The decision-making skills of a group of students were tested as they were asked to slash £24million from a fictional hospital trust budget.
The team from South Tyneside College took part in a challenge launched by the Chartered Institute of Public and Finance Accountancy (CIPFA) - the professional body for public finance workers.
Along with students from four North East sixth forms, they faced numerous hurdles set by CIPFA in a day-long challenge at the college.
Playing the parts of senior management, such as chief executive and finance director, they had to evaluate how their cost-cutting would impact on local health services.
In doing so, they were faced with the concerns of an MP, an irate union official, and representatives of HM Treasury and a local Clinical Commissioning Group – parts played by CIPFA members.
The session provided insight into issues facing public sector organisations, developed team and individual skills, and introduced the students to public sector accountancy and to CIPFA’s work.
The test was not about number crunching, it was much more to do with evaluating the difficulties that any one decision will make to services and to the people who rely on them.George Clark

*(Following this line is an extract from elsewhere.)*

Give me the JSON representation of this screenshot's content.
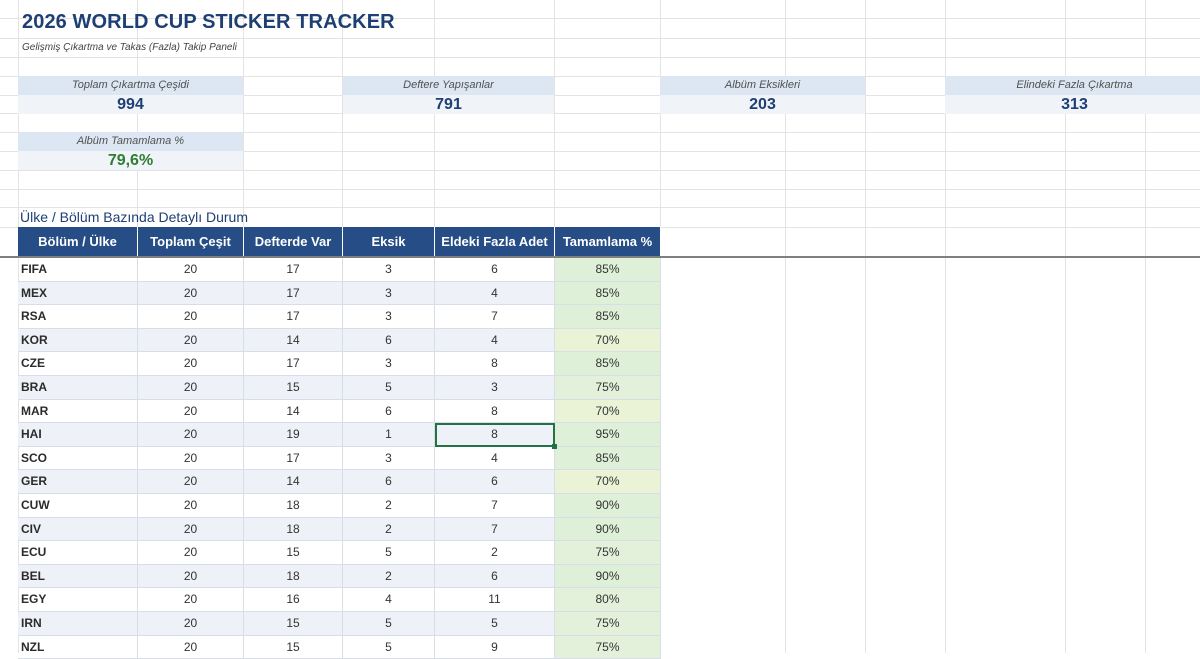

George Clark, of CIPFA North East, said: “Although this was a fictitious scenario, it reflected the type of challenges those working in the public sector face.

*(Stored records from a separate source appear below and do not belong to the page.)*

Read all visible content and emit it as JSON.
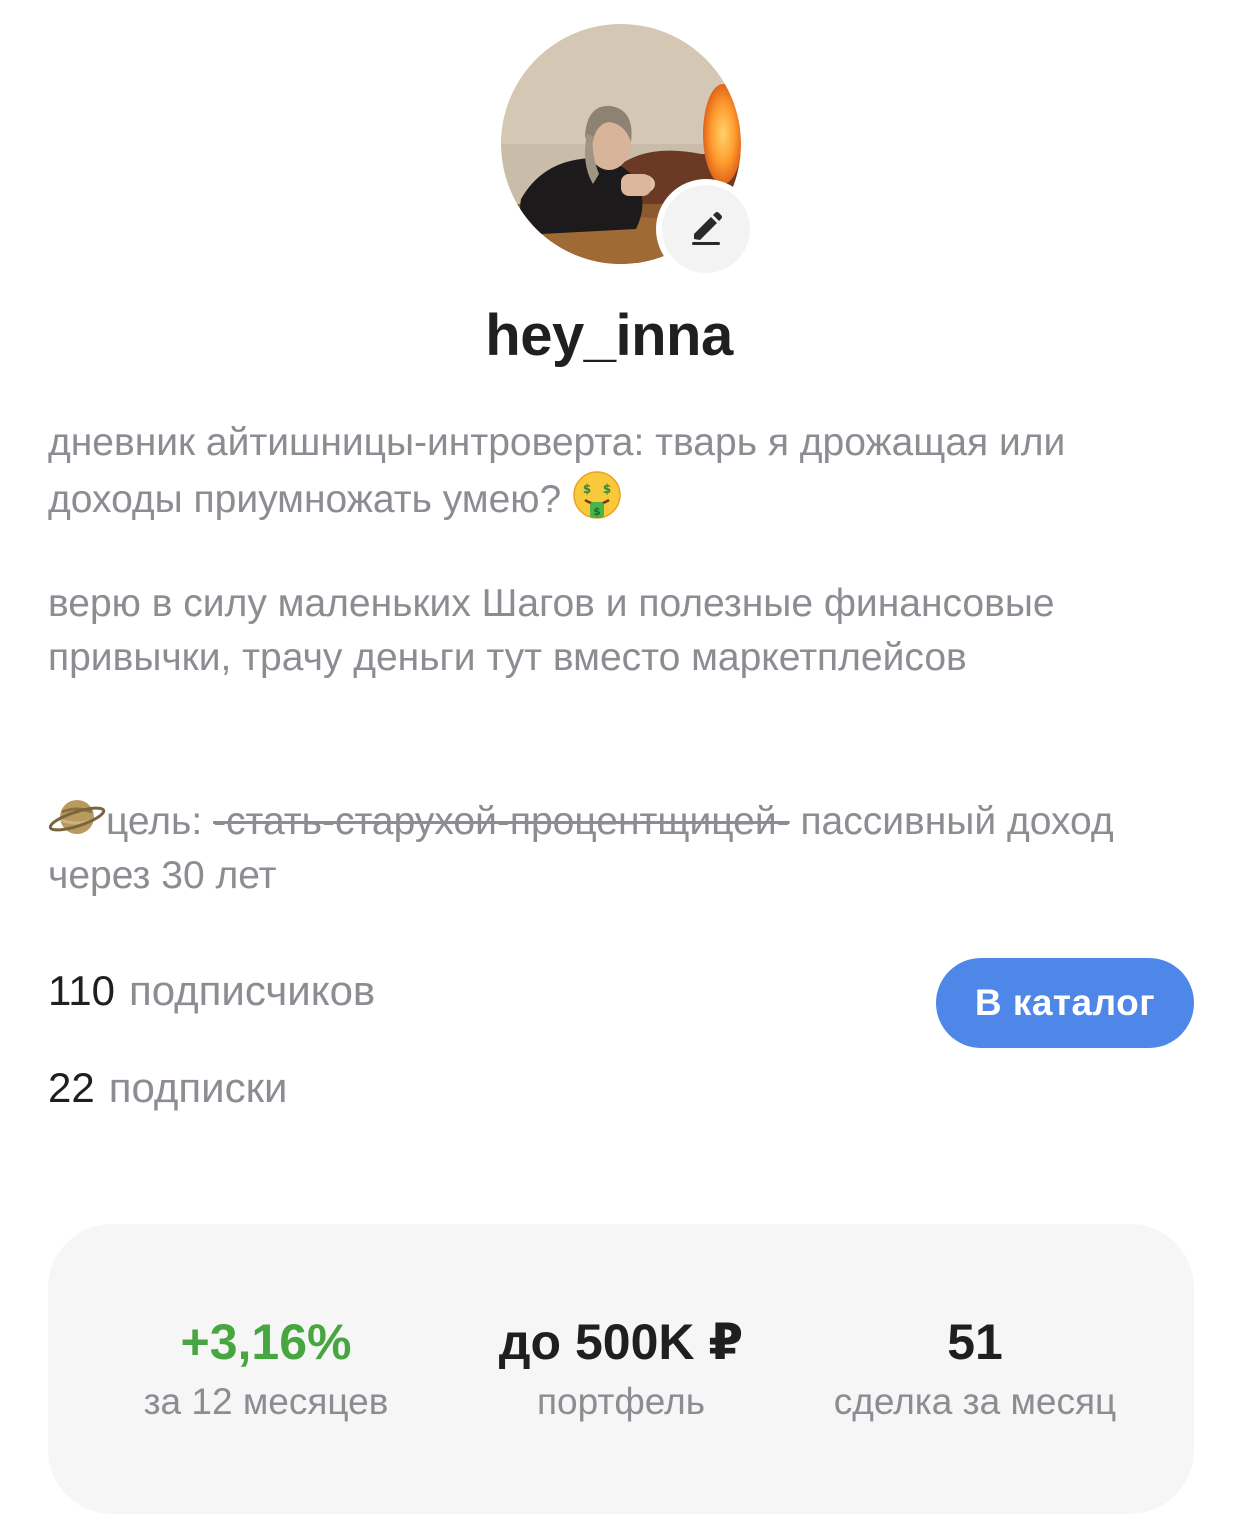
{
  "profile": {
    "username": "hey_inna",
    "avatar_icon": "user-photo",
    "edit_icon": "pencil-icon"
  },
  "bio": {
    "p1": "дневник айтишницы-интроверта: тварь я дрожащая или доходы приумножать умею?",
    "p1_emoji": "money-mouth-face-emoji",
    "p2": "верю в силу маленьких Шагов и полезные финансовые привычки, трачу деньги тут вместо маркетплейсов",
    "p3_emoji": "ringed-planet-emoji",
    "p3_label": "цель:",
    "p3_strike": "-стать-старухой-процентщицей-",
    "p3_rest": "пассивный доход через 30 лет"
  },
  "counts": {
    "followers_num": "110",
    "followers_label": "подписчиков",
    "following_num": "22",
    "following_label": "подписки"
  },
  "actions": {
    "catalog_label": "В каталог"
  },
  "stats": {
    "return_value": "+3,16%",
    "return_label": "за 12 месяцев",
    "portfolio_value": "до 500K ₽",
    "portfolio_label": "портфель",
    "deals_value": "51",
    "deals_label": "сделка за месяц"
  },
  "colors": {
    "accent": "#4f87e9",
    "positive": "#47a63f",
    "secondary_text": "#8c8c92",
    "card_bg": "#f6f6f6"
  }
}
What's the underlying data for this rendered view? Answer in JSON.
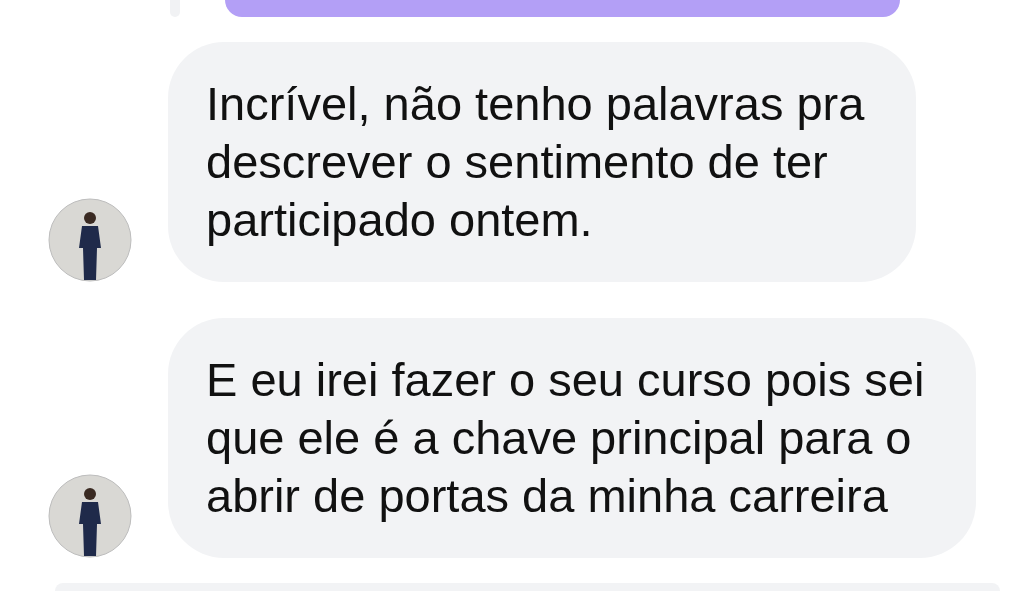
{
  "messages": [
    {
      "kind": "outgoing"
    },
    {
      "kind": "incoming",
      "text": "Incrível, não tenho palavras pra\ndescrever o sentimento de ter\nparticipado ontem."
    },
    {
      "kind": "incoming",
      "text": "E eu irei fazer o seu curso pois sei\nque ele é a chave principal para o\nabrir de portas da minha carreira"
    },
    {
      "kind": "incoming-cut"
    }
  ]
}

“The test was not about number crunching, it was much more to do with evaluating the difficulties that any one decision will make to services and to the people who rely on them.
“It was a very challenging test and gave the students a real idea of what life is like in the workplace, of leadership and organisational skills, and of the important work that CIPFA does.”